  23. 23. The American Value System Main Idea Even though American society is quite diverse, there are certain core values that the vast majority of Americans share.
  24. 24. How important is work in the American value system?
  25. 25. Other Core Values • Nationalism • Patriotism • Science and rationality • Racial and group superiority • Education • Religion • Romantic love
  26. 26. Our Changing Values While the United States has a set of core values, new values or changed values are sometimes noted. New Values Self-fulfillment and Narcissism • • • • • • • Some scholars see selffulfillment as a healthy new value, while others view its extreme, narcissism, as detrimental to society as a whole. Leisure Physical fitness Youthfulness Self-fulfillment Environmentalism Progress
  27. 27. Reading Check Analyze In what ways have American values changed? Answer: There has been an increased emphasis on values such as leisure, physical fitness, and youthfulness that can be termed self-fulfillment, as well as an increased interest in protecting the environment.
  28. 28. Lab: Applying What You’ve Learned Analyzing Material Culture How can material culture be used to tell about cultural values and differences? 1. Introduction 2. Selecting Your Items • In this lab, you will compare your values with others in the American Teen subculture. • Bring two items that reveal your values. • Compare your items with those of classmates. • Choose one item you value highly and one that you place little value on. • Decide what value, if any, you place on the item.
  29. 29. Lab (cont.) 3. Analyzing Your Selection 4. Presenting and Judging the Items • Write an analysis of your chosen items. • The class will decide for each item whether the item has value or not. • Describe the process you used to choose your items. • Each student will then explain what his or her items were, and why he or she placed such a value on the items.

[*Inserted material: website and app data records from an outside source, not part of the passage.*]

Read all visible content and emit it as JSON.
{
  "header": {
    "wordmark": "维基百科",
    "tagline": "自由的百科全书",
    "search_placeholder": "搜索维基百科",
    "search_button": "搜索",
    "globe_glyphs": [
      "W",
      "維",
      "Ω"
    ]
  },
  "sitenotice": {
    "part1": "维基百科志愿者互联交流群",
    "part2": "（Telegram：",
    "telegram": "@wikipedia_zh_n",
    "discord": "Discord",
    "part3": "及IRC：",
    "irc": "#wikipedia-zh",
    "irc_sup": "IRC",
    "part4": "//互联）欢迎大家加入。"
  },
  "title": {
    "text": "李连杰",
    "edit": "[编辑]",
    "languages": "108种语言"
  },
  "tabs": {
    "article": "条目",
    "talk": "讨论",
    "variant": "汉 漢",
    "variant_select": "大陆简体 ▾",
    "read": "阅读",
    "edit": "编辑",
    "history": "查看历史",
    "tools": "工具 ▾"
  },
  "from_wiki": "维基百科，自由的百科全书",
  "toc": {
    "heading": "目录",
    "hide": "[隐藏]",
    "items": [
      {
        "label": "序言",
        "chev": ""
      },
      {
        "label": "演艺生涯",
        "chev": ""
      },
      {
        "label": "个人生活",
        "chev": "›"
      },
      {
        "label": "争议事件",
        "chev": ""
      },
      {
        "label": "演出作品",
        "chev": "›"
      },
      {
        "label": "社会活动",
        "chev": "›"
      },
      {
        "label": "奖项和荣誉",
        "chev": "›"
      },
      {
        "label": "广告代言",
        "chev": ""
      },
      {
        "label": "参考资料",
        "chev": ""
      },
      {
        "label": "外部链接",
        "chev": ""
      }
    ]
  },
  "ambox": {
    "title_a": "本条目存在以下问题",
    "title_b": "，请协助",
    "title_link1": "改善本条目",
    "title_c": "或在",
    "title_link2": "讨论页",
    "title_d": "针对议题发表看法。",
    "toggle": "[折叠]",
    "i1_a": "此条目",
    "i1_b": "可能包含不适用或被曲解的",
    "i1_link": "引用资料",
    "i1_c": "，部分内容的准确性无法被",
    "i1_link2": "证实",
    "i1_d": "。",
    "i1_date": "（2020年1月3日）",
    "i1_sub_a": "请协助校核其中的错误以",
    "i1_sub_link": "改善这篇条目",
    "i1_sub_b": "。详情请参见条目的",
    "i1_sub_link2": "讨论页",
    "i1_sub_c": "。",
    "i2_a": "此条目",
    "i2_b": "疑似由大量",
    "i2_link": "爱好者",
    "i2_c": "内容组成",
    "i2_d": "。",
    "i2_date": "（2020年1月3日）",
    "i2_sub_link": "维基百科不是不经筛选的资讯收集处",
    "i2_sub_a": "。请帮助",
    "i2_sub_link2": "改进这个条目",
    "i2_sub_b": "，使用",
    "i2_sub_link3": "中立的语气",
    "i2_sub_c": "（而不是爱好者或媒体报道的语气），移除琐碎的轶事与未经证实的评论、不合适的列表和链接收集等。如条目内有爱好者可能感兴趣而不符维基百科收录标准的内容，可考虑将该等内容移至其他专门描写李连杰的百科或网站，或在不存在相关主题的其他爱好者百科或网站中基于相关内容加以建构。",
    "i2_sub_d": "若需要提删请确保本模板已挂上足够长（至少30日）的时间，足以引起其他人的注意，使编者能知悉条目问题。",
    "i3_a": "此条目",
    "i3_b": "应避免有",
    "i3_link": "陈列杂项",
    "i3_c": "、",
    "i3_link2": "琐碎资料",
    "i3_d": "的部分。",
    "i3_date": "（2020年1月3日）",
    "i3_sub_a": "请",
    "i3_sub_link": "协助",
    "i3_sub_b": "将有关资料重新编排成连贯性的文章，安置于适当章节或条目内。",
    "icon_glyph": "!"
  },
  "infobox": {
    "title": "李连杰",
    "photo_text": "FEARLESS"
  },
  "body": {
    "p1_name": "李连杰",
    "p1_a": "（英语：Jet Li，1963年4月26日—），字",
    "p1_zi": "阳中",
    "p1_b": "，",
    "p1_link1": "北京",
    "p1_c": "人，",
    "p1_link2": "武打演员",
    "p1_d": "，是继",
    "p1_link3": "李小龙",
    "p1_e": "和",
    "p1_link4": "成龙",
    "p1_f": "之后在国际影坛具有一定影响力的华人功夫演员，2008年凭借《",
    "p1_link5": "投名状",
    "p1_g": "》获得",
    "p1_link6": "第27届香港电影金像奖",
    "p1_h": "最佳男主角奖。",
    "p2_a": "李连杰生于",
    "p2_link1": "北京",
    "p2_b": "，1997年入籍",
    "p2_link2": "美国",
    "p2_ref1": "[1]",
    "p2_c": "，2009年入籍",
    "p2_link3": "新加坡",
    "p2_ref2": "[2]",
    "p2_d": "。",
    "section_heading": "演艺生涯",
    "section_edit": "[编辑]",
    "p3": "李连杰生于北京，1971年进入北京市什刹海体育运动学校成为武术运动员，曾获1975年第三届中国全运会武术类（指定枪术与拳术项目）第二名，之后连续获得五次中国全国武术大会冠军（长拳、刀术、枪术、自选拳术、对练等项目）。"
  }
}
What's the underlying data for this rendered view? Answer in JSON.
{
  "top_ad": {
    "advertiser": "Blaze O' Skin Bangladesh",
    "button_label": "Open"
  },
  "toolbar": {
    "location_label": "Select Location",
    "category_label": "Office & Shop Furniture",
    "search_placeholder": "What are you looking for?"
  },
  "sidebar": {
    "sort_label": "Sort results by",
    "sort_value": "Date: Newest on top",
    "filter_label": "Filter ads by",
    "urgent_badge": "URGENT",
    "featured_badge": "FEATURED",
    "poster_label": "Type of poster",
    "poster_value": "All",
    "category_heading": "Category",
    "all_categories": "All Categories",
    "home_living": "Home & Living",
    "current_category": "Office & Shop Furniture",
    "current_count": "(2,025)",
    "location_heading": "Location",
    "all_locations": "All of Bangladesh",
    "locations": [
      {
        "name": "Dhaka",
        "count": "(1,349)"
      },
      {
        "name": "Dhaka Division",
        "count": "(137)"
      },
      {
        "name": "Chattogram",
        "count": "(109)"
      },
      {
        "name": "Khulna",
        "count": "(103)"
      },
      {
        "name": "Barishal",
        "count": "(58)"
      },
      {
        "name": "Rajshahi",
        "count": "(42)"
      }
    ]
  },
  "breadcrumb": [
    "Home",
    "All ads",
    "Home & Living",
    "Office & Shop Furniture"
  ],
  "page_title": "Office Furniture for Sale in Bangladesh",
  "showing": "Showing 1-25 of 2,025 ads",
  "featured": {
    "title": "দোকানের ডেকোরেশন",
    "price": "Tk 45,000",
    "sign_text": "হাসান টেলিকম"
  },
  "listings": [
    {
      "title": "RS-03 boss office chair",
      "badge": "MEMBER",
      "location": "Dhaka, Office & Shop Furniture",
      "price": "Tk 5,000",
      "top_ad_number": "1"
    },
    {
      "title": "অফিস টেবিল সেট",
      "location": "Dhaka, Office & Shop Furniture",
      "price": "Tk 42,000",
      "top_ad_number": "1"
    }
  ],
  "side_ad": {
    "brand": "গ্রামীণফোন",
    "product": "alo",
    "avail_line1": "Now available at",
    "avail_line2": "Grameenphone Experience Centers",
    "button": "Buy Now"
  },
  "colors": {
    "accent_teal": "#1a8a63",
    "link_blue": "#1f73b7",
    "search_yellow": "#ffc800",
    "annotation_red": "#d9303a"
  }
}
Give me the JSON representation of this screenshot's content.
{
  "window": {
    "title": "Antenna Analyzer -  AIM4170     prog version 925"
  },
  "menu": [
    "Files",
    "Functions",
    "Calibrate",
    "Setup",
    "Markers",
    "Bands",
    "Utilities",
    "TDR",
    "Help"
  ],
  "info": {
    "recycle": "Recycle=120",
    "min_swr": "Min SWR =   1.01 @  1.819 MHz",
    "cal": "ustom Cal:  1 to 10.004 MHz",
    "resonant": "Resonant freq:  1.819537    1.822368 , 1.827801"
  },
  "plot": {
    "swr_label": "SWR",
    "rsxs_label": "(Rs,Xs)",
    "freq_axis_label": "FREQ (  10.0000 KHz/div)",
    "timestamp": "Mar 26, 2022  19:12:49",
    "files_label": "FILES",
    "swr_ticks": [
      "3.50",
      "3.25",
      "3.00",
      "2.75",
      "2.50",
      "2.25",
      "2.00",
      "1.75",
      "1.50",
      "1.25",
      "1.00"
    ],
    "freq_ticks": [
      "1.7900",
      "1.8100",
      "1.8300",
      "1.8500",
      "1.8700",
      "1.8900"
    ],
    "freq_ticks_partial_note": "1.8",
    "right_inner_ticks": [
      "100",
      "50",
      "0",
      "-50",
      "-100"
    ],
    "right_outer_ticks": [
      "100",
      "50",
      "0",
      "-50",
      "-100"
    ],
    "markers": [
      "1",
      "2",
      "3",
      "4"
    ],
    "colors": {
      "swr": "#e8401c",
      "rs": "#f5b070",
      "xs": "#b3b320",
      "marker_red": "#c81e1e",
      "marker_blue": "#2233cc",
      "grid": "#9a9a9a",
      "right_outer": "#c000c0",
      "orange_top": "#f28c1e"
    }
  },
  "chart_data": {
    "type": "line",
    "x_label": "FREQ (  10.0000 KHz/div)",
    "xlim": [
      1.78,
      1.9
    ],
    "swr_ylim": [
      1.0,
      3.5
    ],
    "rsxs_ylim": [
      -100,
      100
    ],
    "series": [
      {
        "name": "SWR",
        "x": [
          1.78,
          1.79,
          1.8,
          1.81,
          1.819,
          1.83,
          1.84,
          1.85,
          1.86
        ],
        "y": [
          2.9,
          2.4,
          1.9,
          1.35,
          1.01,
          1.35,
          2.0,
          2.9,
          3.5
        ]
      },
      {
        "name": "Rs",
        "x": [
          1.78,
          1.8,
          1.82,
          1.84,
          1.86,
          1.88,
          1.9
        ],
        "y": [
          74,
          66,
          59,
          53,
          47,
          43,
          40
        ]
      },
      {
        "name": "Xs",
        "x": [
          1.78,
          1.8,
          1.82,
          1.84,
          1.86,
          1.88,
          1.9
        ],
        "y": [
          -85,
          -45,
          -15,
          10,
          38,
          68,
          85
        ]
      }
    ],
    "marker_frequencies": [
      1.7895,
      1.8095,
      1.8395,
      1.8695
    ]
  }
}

  30. 30. Lab (cont.) 5. Discussion • Hold a group discussion about the differences in valuation that you discovered. • How would these valuations change over time or place?